Task requirements:
Print out each entry below exactly, please.

Data in this exercise: Begin

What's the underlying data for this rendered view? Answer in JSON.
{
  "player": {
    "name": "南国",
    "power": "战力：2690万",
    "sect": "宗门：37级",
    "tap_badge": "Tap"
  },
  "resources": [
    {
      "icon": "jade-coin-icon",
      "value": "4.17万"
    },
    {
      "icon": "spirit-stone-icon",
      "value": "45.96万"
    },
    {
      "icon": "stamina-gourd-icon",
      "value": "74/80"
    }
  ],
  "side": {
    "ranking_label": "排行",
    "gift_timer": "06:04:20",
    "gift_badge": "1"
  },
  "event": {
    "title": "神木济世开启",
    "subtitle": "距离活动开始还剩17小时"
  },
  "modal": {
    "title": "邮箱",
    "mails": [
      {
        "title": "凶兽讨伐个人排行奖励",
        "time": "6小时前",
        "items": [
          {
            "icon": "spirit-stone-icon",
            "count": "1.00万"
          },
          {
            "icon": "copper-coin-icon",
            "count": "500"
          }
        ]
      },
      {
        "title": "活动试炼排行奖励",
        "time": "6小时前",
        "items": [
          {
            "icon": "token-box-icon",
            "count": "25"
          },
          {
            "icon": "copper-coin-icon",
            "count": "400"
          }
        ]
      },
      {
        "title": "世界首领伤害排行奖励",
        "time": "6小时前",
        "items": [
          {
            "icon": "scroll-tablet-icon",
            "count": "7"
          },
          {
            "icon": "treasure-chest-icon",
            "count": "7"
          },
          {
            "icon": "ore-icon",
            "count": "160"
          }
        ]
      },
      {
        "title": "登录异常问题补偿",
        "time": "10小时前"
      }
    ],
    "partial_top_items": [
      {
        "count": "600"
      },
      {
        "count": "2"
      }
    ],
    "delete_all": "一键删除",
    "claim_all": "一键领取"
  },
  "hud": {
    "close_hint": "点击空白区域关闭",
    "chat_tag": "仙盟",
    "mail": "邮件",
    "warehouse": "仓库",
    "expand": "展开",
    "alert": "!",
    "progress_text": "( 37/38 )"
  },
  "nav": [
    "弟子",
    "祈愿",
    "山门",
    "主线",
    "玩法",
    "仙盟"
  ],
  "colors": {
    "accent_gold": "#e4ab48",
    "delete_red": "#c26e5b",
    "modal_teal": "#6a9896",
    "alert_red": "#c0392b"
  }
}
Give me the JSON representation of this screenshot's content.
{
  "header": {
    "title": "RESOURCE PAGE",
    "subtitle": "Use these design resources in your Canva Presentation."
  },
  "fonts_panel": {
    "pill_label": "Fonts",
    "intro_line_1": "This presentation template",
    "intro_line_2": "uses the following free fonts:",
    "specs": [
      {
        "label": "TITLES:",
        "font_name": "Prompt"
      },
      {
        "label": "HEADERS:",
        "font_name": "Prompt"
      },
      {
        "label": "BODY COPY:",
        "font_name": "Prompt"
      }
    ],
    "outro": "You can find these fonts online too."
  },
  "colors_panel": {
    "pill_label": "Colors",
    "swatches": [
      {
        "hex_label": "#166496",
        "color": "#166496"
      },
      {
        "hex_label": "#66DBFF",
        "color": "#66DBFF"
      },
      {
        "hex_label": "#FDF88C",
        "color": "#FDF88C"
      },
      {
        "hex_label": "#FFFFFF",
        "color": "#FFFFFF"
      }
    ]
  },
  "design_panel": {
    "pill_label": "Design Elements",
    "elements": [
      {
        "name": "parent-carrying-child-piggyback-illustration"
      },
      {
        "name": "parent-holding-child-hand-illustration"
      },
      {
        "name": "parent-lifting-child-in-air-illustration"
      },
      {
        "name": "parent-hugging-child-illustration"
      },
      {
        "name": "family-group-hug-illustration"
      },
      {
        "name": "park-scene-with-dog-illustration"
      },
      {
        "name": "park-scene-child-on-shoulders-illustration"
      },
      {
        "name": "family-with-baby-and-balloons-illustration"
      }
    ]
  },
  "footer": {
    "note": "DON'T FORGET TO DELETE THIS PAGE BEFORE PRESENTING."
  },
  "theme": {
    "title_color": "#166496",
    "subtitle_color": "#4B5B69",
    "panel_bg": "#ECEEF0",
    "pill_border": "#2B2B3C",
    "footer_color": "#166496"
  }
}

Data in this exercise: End

Result for this exercise:
What's the underlying data for this rendered view? Answer in JSON.
{
  "player": {
    "name": "南国",
    "power": "战力：2690万",
    "sect": "宗门：37级",
    "tap_badge": "Tap"
  },
  "resources": [
    {
      "icon": "jade-coin-icon",
      "value": "4.17万"
    },
    {
      "icon": "spirit-stone-icon",
      "value": "45.96万"
    },
    {
      "icon": "stamina-gourd-icon",
      "value": "74/80"
    }
  ],
  "side": {
    "ranking_label": "排行",
    "gift_timer": "06:04:20",
    "gift_badge": "1"
  },
  "event": {
    "title": "神木济世开启",
    "subtitle": "距离活动开始还剩17小时"
  },
  "modal": {
    "title": "邮箱",
    "mails": [
      {
        "title": "凶兽讨伐个人排行奖励",
        "time": "6小时前",
        "items": [
          {
            "icon": "spirit-stone-icon",
            "count": "1.00万"
          },
          {
            "icon": "copper-coin-icon",
            "count": "500"
          }
        ]
      },
      {
        "title": "活动试炼排行奖励",
        "time": "6小时前",
        "items": [
          {
            "icon": "token-box-icon",
            "count": "25"
          },
          {
            "icon": "copper-coin-icon",
            "count": "400"
          }
        ]
      },
      {
        "title": "世界首领伤害排行奖励",
        "time": "6小时前",
        "items": [
          {
            "icon": "scroll-tablet-icon",
            "count": "7"
          },
          {
            "icon": "treasure-chest-icon",
            "count": "7"
          },
          {
            "icon": "ore-icon",
            "count": "160"
          }
        ]
      },
      {
        "title": "登录异常问题补偿",
        "time": "10小时前"
      }
    ],
    "partial_top_items": [
      {
        "count": "600"
      },
      {
        "count": "2"
      }
    ],
    "delete_all": "一键删除",
    "claim_all": "一键领取"
  },
  "hud": {
    "close_hint": "点击空白区域关闭",
    "chat_tag": "仙盟",
    "mail": "邮件",
    "warehouse": "仓库",
    "expand": "展开",
    "alert": "!",
    "progress_text": "( 37/38 )"
  },
  "nav": [
    "弟子",
    "祈愿",
    "山门",
    "主线",
    "玩法",
    "仙盟"
  ],
  "colors": {
    "accent_gold": "#e4ab48",
    "delete_red": "#c26e5b",
    "modal_teal": "#6a9896",
    "alert_red": "#c0392b"
  }
}
Give me the JSON representation of this screenshot's content.
{
  "header": {
    "title": "RESOURCE PAGE",
    "subtitle": "Use these design resources in your Canva Presentation."
  },
  "fonts_panel": {
    "pill_label": "Fonts",
    "intro_line_1": "This presentation template",
    "intro_line_2": "uses the following free fonts:",
    "specs": [
      {
        "label": "TITLES:",
        "font_name": "Prompt"
      },
      {
        "label": "HEADERS:",
        "font_name": "Prompt"
      },
      {
        "label": "BODY COPY:",
        "font_name": "Prompt"
      }
    ],
    "outro": "You can find these fonts online too."
  },
  "colors_panel": {
    "pill_label": "Colors",
    "swatches": [
      {
        "hex_label": "#166496",
        "color": "#166496"
      },
      {
        "hex_label": "#66DBFF",
        "color": "#66DBFF"
      },
      {
        "hex_label": "#FDF88C",
        "color": "#FDF88C"
      },
      {
        "hex_label": "#FFFFFF",
        "color": "#FFFFFF"
      }
    ]
  },
  "design_panel": {
    "pill_label": "Design Elements",
    "elements": [
      {
        "name": "parent-carrying-child-piggyback-illustration"
      },
      {
        "name": "parent-holding-child-hand-illustration"
      },
      {
        "name": "parent-lifting-child-in-air-illustration"
      },
      {
        "name": "parent-hugging-child-illustration"
      },
      {
        "name": "family-group-hug-illustration"
      },
      {
        "name": "park-scene-with-dog-illustration"
      },
      {
        "name": "park-scene-child-on-shoulders-illustration"
      },
      {
        "name": "family-with-baby-and-balloons-illustration"
      }
    ]
  },
  "footer": {
    "note": "DON'T FORGET TO DELETE THIS PAGE BEFORE PRESENTING."
  },
  "theme": {
    "title_color": "#166496",
    "subtitle_color": "#4B5B69",
    "panel_bg": "#ECEEF0",
    "pill_border": "#2B2B3C",
    "footer_color": "#166496"
  }
}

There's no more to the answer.